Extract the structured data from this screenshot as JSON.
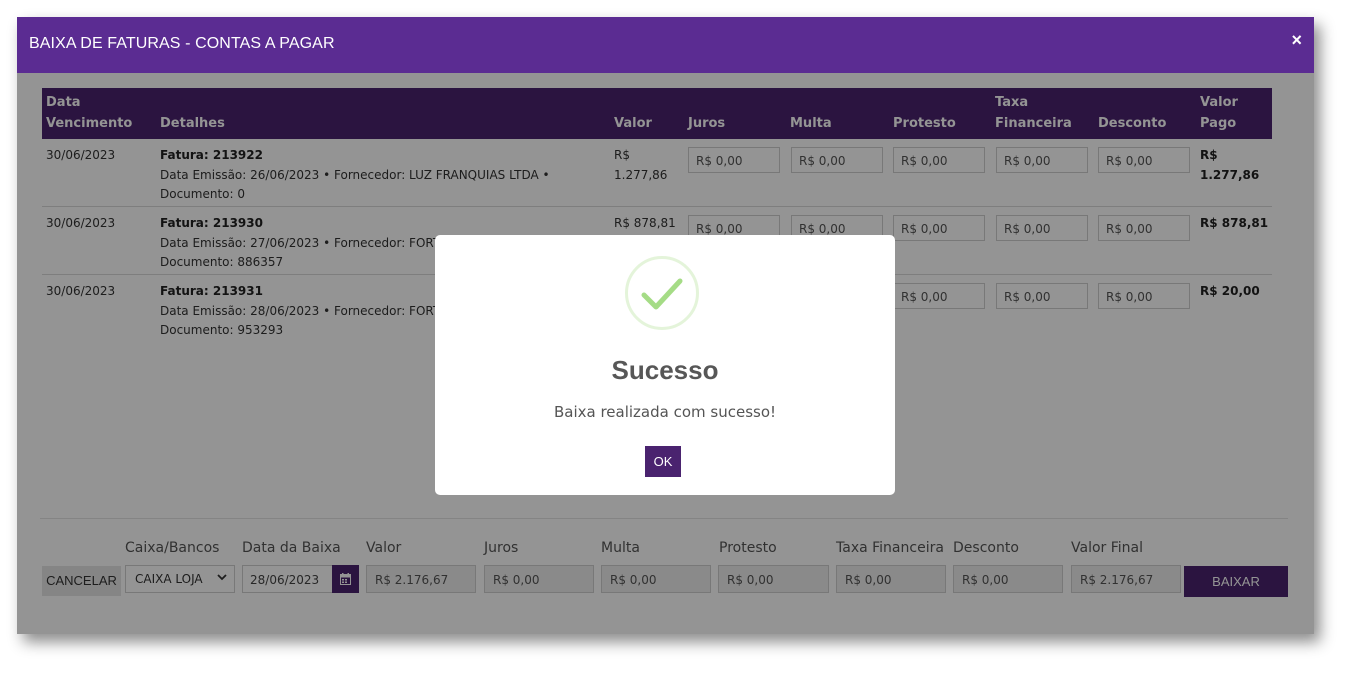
{
  "modal": {
    "title": "BAIXA DE FATURAS - CONTAS A PAGAR",
    "close_icon": "×"
  },
  "table": {
    "headers": {
      "data_vencimento": "Data\nVencimento",
      "detalhes": "Detalhes",
      "valor": "Valor",
      "juros": "Juros",
      "multa": "Multa",
      "protesto": "Protesto",
      "taxa": "Taxa\nFinanceira",
      "desconto": "Desconto",
      "valor_pago": "Valor\nPago"
    },
    "rows": [
      {
        "vencimento": "30/06/2023",
        "fatura": "Fatura: 213922",
        "detalhes": "Data Emissão: 26/06/2023 • Fornecedor: LUZ FRANQUIAS LTDA •",
        "documento": "Documento: 0",
        "valor": "R$\n1.277,86",
        "juros": "R$ 0,00",
        "multa": "R$ 0,00",
        "protesto": "R$ 0,00",
        "taxa": "R$ 0,00",
        "desconto": "R$ 0,00",
        "valor_pago": "R$\n1.277,86"
      },
      {
        "vencimento": "30/06/2023",
        "fatura": "Fatura: 213930",
        "detalhes": "Data Emissão: 27/06/2023 • Fornecedor: FORTU",
        "documento": "Documento: 886357",
        "valor": "R$ 878,81",
        "juros": "R$ 0,00",
        "multa": "R$ 0,00",
        "protesto": "R$ 0,00",
        "taxa": "R$ 0,00",
        "desconto": "R$ 0,00",
        "valor_pago": "R$ 878,81"
      },
      {
        "vencimento": "30/06/2023",
        "fatura": "Fatura: 213931",
        "detalhes": "Data Emissão: 28/06/2023 • Fornecedor: FORTU",
        "documento": "Documento: 953293",
        "protesto": "R$ 0,00",
        "taxa": "R$ 0,00",
        "desconto": "R$ 0,00",
        "valor_pago": "R$ 20,00"
      }
    ]
  },
  "footer": {
    "cancel_label": "CANCELAR",
    "labels": {
      "caixa": "Caixa/Bancos",
      "data": "Data da Baixa",
      "valor": "Valor",
      "juros": "Juros",
      "multa": "Multa",
      "protesto": "Protesto",
      "taxa": "Taxa Financeira",
      "desconto": "Desconto",
      "valor_final": "Valor Final"
    },
    "caixa_selected": "CAIXA LOJA",
    "data_value": "28/06/2023",
    "valor": "R$ 2.176,67",
    "juros": "R$ 0,00",
    "multa": "R$ 0,00",
    "protesto": "R$ 0,00",
    "taxa": "R$ 0,00",
    "desconto": "R$ 0,00",
    "valor_final": "R$ 2.176,67",
    "baixar_label": "BAIXAR"
  },
  "dialog": {
    "icon": "success-check-icon",
    "title": "Sucesso",
    "message": "Baixa realizada com sucesso!",
    "ok_label": "OK"
  },
  "colors": {
    "header": "#5b2c92",
    "accent": "#4a236f",
    "success": "#a5dc86"
  }
}
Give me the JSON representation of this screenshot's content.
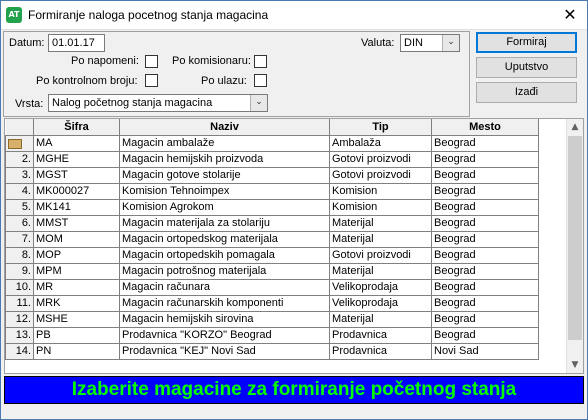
{
  "window": {
    "app_icon_text": "AT",
    "title": "Formiranje naloga pocetnog stanja magacina",
    "close_glyph": "✕"
  },
  "form": {
    "datum_label": "Datum:",
    "datum_value": "01.01.17",
    "valuta_label": "Valuta:",
    "valuta_value": "DIN",
    "po_napomeni_label": "Po napomeni:",
    "po_komisionaru_label": "Po komisionaru:",
    "po_kontrolnom_broju_label": "Po kontrolnom broju:",
    "po_ulazu_label": "Po ulazu:",
    "vrsta_label": "Vrsta:",
    "vrsta_value": "Nalog početnog stanja magacina",
    "dropdown_glyph": "⌄"
  },
  "buttons": {
    "formiraj": "Formiraj",
    "uputstvo": "Uputstvo",
    "izadji": "Izađi"
  },
  "grid": {
    "columns": [
      "Šifra",
      "Naziv",
      "Tip",
      "Mesto"
    ],
    "rows": [
      {
        "num": "",
        "sifra": "MA",
        "naziv": "Magacin ambalaže",
        "tip": "Ambalaža",
        "mesto": "Beograd"
      },
      {
        "num": "2.",
        "sifra": "MGHE",
        "naziv": "Magacin hemijskih proizvoda",
        "tip": "Gotovi proizvodi",
        "mesto": "Beograd"
      },
      {
        "num": "3.",
        "sifra": "MGST",
        "naziv": "Magacin gotove stolarije",
        "tip": "Gotovi proizvodi",
        "mesto": "Beograd"
      },
      {
        "num": "4.",
        "sifra": "MK000027",
        "naziv": "Komision Tehnoimpex",
        "tip": "Komision",
        "mesto": "Beograd"
      },
      {
        "num": "5.",
        "sifra": "MK141",
        "naziv": "Komision Agrokom",
        "tip": "Komision",
        "mesto": "Beograd"
      },
      {
        "num": "6.",
        "sifra": "MMST",
        "naziv": "Magacin materijala za stolariju",
        "tip": "Materijal",
        "mesto": "Beograd"
      },
      {
        "num": "7.",
        "sifra": "MOM",
        "naziv": "Magacin ortopedskog materijala",
        "tip": "Materijal",
        "mesto": "Beograd"
      },
      {
        "num": "8.",
        "sifra": "MOP",
        "naziv": "Magacin ortopedskih pomagala",
        "tip": "Gotovi proizvodi",
        "mesto": "Beograd"
      },
      {
        "num": "9.",
        "sifra": "MPM",
        "naziv": "Magacin potrošnog materijala",
        "tip": "Materijal",
        "mesto": "Beograd"
      },
      {
        "num": "10.",
        "sifra": "MR",
        "naziv": "Magacin računara",
        "tip": "Velikoprodaja",
        "mesto": "Beograd"
      },
      {
        "num": "11.",
        "sifra": "MRK",
        "naziv": "Magacin računarskih komponenti",
        "tip": "Velikoprodaja",
        "mesto": "Beograd"
      },
      {
        "num": "12.",
        "sifra": "MSHE",
        "naziv": "Magacin hemijskih sirovina",
        "tip": "Materijal",
        "mesto": "Beograd"
      },
      {
        "num": "13.",
        "sifra": "PB",
        "naziv": "Prodavnica \"KORZO\" Beograd",
        "tip": "Prodavnica",
        "mesto": "Beograd"
      },
      {
        "num": "14.",
        "sifra": "PN",
        "naziv": "Prodavnica \"KEJ\" Novi Sad",
        "tip": "Prodavnica",
        "mesto": "Novi Sad"
      }
    ],
    "scroll_up_glyph": "▲",
    "scroll_down_glyph": "▼"
  },
  "status_message": "Izaberite magacine za formiranje početnog stanja",
  "colors": {
    "status_bg": "#0000ff",
    "status_text": "#00ff00",
    "app_icon": "#23a24d"
  }
}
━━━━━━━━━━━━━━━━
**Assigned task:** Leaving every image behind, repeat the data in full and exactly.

**Result below:**
Extract the structured data from this screenshot as JSON.
{
  "modal": {
    "title": "BAIXA DE FATURAS - CONTAS A PAGAR",
    "close_icon": "×"
  },
  "table": {
    "headers": {
      "data_vencimento": "Data\nVencimento",
      "detalhes": "Detalhes",
      "valor": "Valor",
      "juros": "Juros",
      "multa": "Multa",
      "protesto": "Protesto",
      "taxa": "Taxa\nFinanceira",
      "desconto": "Desconto",
      "valor_pago": "Valor\nPago"
    },
    "rows": [
      {
        "vencimento": "30/06/2023",
        "fatura": "Fatura: 213922",
        "detalhes": "Data Emissão: 26/06/2023 • Fornecedor: LUZ FRANQUIAS LTDA •",
        "documento": "Documento: 0",
        "valor": "R$\n1.277,86",
        "juros": "R$ 0,00",
        "multa": "R$ 0,00",
        "protesto": "R$ 0,00",
        "taxa": "R$ 0,00",
        "desconto": "R$ 0,00",
        "valor_pago": "R$\n1.277,86"
      },
      {
        "vencimento": "30/06/2023",
        "fatura": "Fatura: 213930",
        "detalhes": "Data Emissão: 27/06/2023 • Fornecedor: FORTU",
        "documento": "Documento: 886357",
        "valor": "R$ 878,81",
        "juros": "R$ 0,00",
        "multa": "R$ 0,00",
        "protesto": "R$ 0,00",
        "taxa": "R$ 0,00",
        "desconto": "R$ 0,00",
        "valor_pago": "R$ 878,81"
      },
      {
        "vencimento": "30/06/2023",
        "fatura": "Fatura: 213931",
        "detalhes": "Data Emissão: 28/06/2023 • Fornecedor: FORTU",
        "documento": "Documento: 953293",
        "protesto": "R$ 0,00",
        "taxa": "R$ 0,00",
        "desconto": "R$ 0,00",
        "valor_pago": "R$ 20,00"
      }
    ]
  },
  "footer": {
    "cancel_label": "CANCELAR",
    "labels": {
      "caixa": "Caixa/Bancos",
      "data": "Data da Baixa",
      "valor": "Valor",
      "juros": "Juros",
      "multa": "Multa",
      "protesto": "Protesto",
      "taxa": "Taxa Financeira",
      "desconto": "Desconto",
      "valor_final": "Valor Final"
    },
    "caixa_selected": "CAIXA LOJA",
    "data_value": "28/06/2023",
    "valor": "R$ 2.176,67",
    "juros": "R$ 0,00",
    "multa": "R$ 0,00",
    "protesto": "R$ 0,00",
    "taxa": "R$ 0,00",
    "desconto": "R$ 0,00",
    "valor_final": "R$ 2.176,67",
    "baixar_label": "BAIXAR"
  },
  "dialog": {
    "icon": "success-check-icon",
    "title": "Sucesso",
    "message": "Baixa realizada com sucesso!",
    "ok_label": "OK"
  },
  "colors": {
    "header": "#5b2c92",
    "accent": "#4a236f",
    "success": "#a5dc86"
  }
}
Give me the JSON representation of this screenshot's content.
{
  "window": {
    "app_icon_text": "AT",
    "title": "Formiranje naloga pocetnog stanja magacina",
    "close_glyph": "✕"
  },
  "form": {
    "datum_label": "Datum:",
    "datum_value": "01.01.17",
    "valuta_label": "Valuta:",
    "valuta_value": "DIN",
    "po_napomeni_label": "Po napomeni:",
    "po_komisionaru_label": "Po komisionaru:",
    "po_kontrolnom_broju_label": "Po kontrolnom broju:",
    "po_ulazu_label": "Po ulazu:",
    "vrsta_label": "Vrsta:",
    "vrsta_value": "Nalog početnog stanja magacina",
    "dropdown_glyph": "⌄"
  },
  "buttons": {
    "formiraj": "Formiraj",
    "uputstvo": "Uputstvo",
    "izadji": "Izađi"
  },
  "grid": {
    "columns": [
      "Šifra",
      "Naziv",
      "Tip",
      "Mesto"
    ],
    "rows": [
      {
        "num": "",
        "sifra": "MA",
        "naziv": "Magacin ambalaže",
        "tip": "Ambalaža",
        "mesto": "Beograd"
      },
      {
        "num": "2.",
        "sifra": "MGHE",
        "naziv": "Magacin hemijskih proizvoda",
        "tip": "Gotovi proizvodi",
        "mesto": "Beograd"
      },
      {
        "num": "3.",
        "sifra": "MGST",
        "naziv": "Magacin gotove stolarije",
        "tip": "Gotovi proizvodi",
        "mesto": "Beograd"
      },
      {
        "num": "4.",
        "sifra": "MK000027",
        "naziv": "Komision Tehnoimpex",
        "tip": "Komision",
        "mesto": "Beograd"
      },
      {
        "num": "5.",
        "sifra": "MK141",
        "naziv": "Komision Agrokom",
        "tip": "Komision",
        "mesto": "Beograd"
      },
      {
        "num": "6.",
        "sifra": "MMST",
        "naziv": "Magacin materijala za stolariju",
        "tip": "Materijal",
        "mesto": "Beograd"
      },
      {
        "num": "7.",
        "sifra": "MOM",
        "naziv": "Magacin ortopedskog materijala",
        "tip": "Materijal",
        "mesto": "Beograd"
      },
      {
        "num": "8.",
        "sifra": "MOP",
        "naziv": "Magacin ortopedskih pomagala",
        "tip": "Gotovi proizvodi",
        "mesto": "Beograd"
      },
      {
        "num": "9.",
        "sifra": "MPM",
        "naziv": "Magacin potrošnog materijala",
        "tip": "Materijal",
        "mesto": "Beograd"
      },
      {
        "num": "10.",
        "sifra": "MR",
        "naziv": "Magacin računara",
        "tip": "Velikoprodaja",
        "mesto": "Beograd"
      },
      {
        "num": "11.",
        "sifra": "MRK",
        "naziv": "Magacin računarskih komponenti",
        "tip": "Velikoprodaja",
        "mesto": "Beograd"
      },
      {
        "num": "12.",
        "sifra": "MSHE",
        "naziv": "Magacin hemijskih sirovina",
        "tip": "Materijal",
        "mesto": "Beograd"
      },
      {
        "num": "13.",
        "sifra": "PB",
        "naziv": "Prodavnica \"KORZO\" Beograd",
        "tip": "Prodavnica",
        "mesto": "Beograd"
      },
      {
        "num": "14.",
        "sifra": "PN",
        "naziv": "Prodavnica \"KEJ\" Novi Sad",
        "tip": "Prodavnica",
        "mesto": "Novi Sad"
      }
    ],
    "scroll_up_glyph": "▲",
    "scroll_down_glyph": "▼"
  },
  "status_message": "Izaberite magacine za formiranje početnog stanja",
  "colors": {
    "status_bg": "#0000ff",
    "status_text": "#00ff00",
    "app_icon": "#23a24d"
  }
}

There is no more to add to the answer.